Ron Brillhart started pulling corn Monday at his North Codorus Township farm — that's a week later than usual.
"A cooler spring and rainy April held us back," he said.
Brillhart grows his corn for two retail outlets: Farmers' Market Co. at 380 W. Market St. in York City and Ilyes Produce Stand at 3356 Days Mill Road in Springfield Township.
Because of unfavorable weather conditions during the spring growing season, the first crop of corn is a little thin, he said.
But Brillhart expects that to change soon.
"The later crop due two weeks from now looks really good," he said.
Ideal lately: Weather conditions during the last two weeks have been great for growing corn, said Karen Doyle, co-owner of Family Tree Farm at 4874 Dairy Road in Red Lion.
"Corn likes the heat and humidity. It grows faster in warm, hot weather. This is what we want," she said.
The corn at Family Tree Farm is also a little late.
"With all that cold and rain in April, we couldn't get into the fields. The ground was too wet, and it was too cold to plant. It set us back a week," Doyle said.
The crop is also about a week and a half late at Kilgore Family Farm, an incubator farm at Horn Farm Center for Agricultural Education at 4945 Horn Road in Hellam Township.
"It was a rainy, cool spring, and we couldn't get it into the ground until later," said Jeremy Kilgore, owner of the farm.
The farm also grows the corn organically, which is tough, he said.
"It's been dry the last few weeks.
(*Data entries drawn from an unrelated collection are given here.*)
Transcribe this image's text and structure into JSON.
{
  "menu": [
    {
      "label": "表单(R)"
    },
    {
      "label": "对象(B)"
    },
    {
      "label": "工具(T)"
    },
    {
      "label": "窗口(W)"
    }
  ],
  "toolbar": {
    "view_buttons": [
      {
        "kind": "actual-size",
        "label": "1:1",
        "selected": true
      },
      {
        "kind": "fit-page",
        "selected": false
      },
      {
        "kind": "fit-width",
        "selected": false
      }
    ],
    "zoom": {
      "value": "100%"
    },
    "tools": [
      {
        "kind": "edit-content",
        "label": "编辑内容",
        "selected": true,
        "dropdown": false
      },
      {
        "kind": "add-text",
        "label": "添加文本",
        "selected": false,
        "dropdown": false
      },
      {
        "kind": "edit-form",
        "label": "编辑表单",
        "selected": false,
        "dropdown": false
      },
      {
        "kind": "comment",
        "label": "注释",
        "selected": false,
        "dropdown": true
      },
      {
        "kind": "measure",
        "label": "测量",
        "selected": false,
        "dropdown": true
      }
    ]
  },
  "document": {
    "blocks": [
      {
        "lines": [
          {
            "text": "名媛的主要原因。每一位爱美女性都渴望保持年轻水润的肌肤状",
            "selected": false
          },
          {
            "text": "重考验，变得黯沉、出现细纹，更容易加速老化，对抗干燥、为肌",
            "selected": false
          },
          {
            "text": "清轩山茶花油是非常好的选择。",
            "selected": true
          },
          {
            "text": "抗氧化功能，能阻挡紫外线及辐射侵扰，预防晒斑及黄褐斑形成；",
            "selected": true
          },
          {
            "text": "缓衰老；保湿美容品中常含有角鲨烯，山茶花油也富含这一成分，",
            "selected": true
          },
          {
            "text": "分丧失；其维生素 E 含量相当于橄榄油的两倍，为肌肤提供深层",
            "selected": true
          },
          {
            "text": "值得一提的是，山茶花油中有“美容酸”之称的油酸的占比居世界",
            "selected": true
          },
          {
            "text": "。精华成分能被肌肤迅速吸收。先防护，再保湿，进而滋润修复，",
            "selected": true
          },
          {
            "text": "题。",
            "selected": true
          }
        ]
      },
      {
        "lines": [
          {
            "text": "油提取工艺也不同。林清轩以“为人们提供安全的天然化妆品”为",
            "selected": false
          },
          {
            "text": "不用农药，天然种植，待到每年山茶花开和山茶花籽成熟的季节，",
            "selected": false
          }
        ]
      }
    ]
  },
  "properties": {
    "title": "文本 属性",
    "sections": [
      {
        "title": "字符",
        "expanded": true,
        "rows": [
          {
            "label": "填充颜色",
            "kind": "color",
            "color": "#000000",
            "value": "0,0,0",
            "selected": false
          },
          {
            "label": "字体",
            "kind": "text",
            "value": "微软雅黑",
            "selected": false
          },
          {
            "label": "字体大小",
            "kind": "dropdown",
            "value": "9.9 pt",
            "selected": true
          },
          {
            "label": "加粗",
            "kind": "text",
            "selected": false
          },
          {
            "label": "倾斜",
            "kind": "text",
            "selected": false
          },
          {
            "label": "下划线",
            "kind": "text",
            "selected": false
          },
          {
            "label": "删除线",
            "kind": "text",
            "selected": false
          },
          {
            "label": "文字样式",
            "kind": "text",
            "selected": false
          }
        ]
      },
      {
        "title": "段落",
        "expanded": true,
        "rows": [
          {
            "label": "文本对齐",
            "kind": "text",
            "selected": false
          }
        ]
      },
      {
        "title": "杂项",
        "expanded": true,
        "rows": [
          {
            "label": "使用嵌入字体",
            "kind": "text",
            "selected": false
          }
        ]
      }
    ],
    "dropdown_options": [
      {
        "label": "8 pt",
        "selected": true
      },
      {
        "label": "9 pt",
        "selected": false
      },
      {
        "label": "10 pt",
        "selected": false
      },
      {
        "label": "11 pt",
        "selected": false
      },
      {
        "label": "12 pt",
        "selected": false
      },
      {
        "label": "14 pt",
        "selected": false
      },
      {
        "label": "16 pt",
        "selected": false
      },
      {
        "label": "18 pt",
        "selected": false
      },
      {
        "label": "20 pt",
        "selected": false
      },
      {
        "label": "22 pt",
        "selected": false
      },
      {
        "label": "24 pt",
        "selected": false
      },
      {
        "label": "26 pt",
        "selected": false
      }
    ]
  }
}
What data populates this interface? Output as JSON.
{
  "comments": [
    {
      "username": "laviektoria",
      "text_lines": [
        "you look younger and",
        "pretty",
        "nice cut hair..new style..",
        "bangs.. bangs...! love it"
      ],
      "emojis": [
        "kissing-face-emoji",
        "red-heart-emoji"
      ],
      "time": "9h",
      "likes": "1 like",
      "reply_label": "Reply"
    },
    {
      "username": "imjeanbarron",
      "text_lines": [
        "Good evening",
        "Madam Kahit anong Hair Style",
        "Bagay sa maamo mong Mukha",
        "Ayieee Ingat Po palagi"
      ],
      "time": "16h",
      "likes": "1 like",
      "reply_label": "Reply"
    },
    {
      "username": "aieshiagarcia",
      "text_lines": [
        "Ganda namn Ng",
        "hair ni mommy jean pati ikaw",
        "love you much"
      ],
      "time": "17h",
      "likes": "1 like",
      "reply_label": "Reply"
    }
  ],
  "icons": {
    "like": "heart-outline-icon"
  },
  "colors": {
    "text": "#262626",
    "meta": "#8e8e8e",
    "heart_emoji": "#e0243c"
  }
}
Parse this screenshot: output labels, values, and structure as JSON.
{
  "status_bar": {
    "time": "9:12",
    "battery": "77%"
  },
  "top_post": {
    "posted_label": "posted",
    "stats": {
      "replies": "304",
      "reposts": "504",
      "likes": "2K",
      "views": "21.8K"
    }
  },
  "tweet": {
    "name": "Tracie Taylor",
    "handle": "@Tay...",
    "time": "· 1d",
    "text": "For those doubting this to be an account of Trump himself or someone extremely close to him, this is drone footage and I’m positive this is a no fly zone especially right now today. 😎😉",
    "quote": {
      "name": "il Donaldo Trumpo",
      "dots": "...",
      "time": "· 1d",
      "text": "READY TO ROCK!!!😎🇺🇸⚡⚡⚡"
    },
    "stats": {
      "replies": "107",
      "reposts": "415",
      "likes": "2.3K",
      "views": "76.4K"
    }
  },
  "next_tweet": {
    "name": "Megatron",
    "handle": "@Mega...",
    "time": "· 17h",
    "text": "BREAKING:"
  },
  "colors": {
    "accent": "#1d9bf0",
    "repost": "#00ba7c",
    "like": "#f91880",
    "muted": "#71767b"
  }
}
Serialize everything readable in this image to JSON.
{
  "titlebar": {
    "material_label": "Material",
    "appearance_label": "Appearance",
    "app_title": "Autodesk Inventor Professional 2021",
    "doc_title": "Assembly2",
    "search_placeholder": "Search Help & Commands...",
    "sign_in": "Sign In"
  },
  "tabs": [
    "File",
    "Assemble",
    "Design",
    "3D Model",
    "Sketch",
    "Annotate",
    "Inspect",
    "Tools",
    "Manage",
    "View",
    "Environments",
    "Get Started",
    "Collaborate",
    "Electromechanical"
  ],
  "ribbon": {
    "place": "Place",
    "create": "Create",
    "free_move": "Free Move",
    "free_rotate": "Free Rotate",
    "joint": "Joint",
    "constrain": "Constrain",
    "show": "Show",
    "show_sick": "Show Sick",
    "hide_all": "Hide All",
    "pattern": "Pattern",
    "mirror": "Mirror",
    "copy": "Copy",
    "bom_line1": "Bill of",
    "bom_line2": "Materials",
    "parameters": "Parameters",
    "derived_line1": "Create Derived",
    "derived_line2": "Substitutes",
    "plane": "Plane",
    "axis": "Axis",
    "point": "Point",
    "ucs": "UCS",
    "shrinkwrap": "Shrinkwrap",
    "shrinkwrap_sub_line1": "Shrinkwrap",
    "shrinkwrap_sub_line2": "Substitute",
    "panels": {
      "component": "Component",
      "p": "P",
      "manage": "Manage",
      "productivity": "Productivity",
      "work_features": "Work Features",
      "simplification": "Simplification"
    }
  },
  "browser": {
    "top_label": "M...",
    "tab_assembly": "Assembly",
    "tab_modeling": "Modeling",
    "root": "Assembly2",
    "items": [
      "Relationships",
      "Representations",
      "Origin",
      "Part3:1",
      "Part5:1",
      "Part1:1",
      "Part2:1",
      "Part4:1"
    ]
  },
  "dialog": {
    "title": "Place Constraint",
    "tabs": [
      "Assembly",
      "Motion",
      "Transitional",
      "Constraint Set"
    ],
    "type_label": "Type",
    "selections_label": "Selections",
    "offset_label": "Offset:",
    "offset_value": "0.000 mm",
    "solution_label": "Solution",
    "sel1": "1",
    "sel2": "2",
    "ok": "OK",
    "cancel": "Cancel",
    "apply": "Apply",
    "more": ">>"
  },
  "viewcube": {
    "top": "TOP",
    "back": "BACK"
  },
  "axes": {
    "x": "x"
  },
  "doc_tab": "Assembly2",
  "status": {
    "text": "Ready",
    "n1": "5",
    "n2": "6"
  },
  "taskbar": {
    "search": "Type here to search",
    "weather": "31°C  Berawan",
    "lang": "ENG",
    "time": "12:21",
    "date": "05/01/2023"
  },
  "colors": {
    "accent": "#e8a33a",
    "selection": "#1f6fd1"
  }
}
We've had a little rain, but not enough to grow a decent amount," Kilgore said.
Not unexpected: The late corn crop is in line with other vegetables and fruits this year.
For example, strawberries, cherries and blueberries were all about a week late this year, growers said.
"In general, things are probably later than usual. The spring weather made it too wet and too cold to plant," said William Troxell, executive secretary at Pennsylvania Vegetable Marketing and Research Program, a Harrisburg-based organization that does marketing for the state's vegetable growers.
While the crop is late throughout York County, that's not true for all Pennsylvania sweet corn.
More than 15,000 acres of sweet corn are grown in the state, and 95 percent of the crop is grown for fresh market sales, according to the marketing and research program.
The corn grown in neighboring Lancaster County was on time, Troxell said.
"We heard about Lancaster Country growers pulling two weeks ago," he said.
Flinchbaugh's Orchard & Farm Market gets its sweet corn from a grower in Mount Joy and has been selling it since June 30.
"We started right on schedule, and there's a good supply," said Julie Flinchbaugh, market manager of the farm at 110 Ducktown Road in Hellam.
The crop is moving out of the door as quickly as it's coming in, she said.
"Everybody was really excited to have fresh, local sweet corn in time for the Fourth of July," Flinchbaugh said.
—Reach Candy Woodall at firstname.lastname@example.org.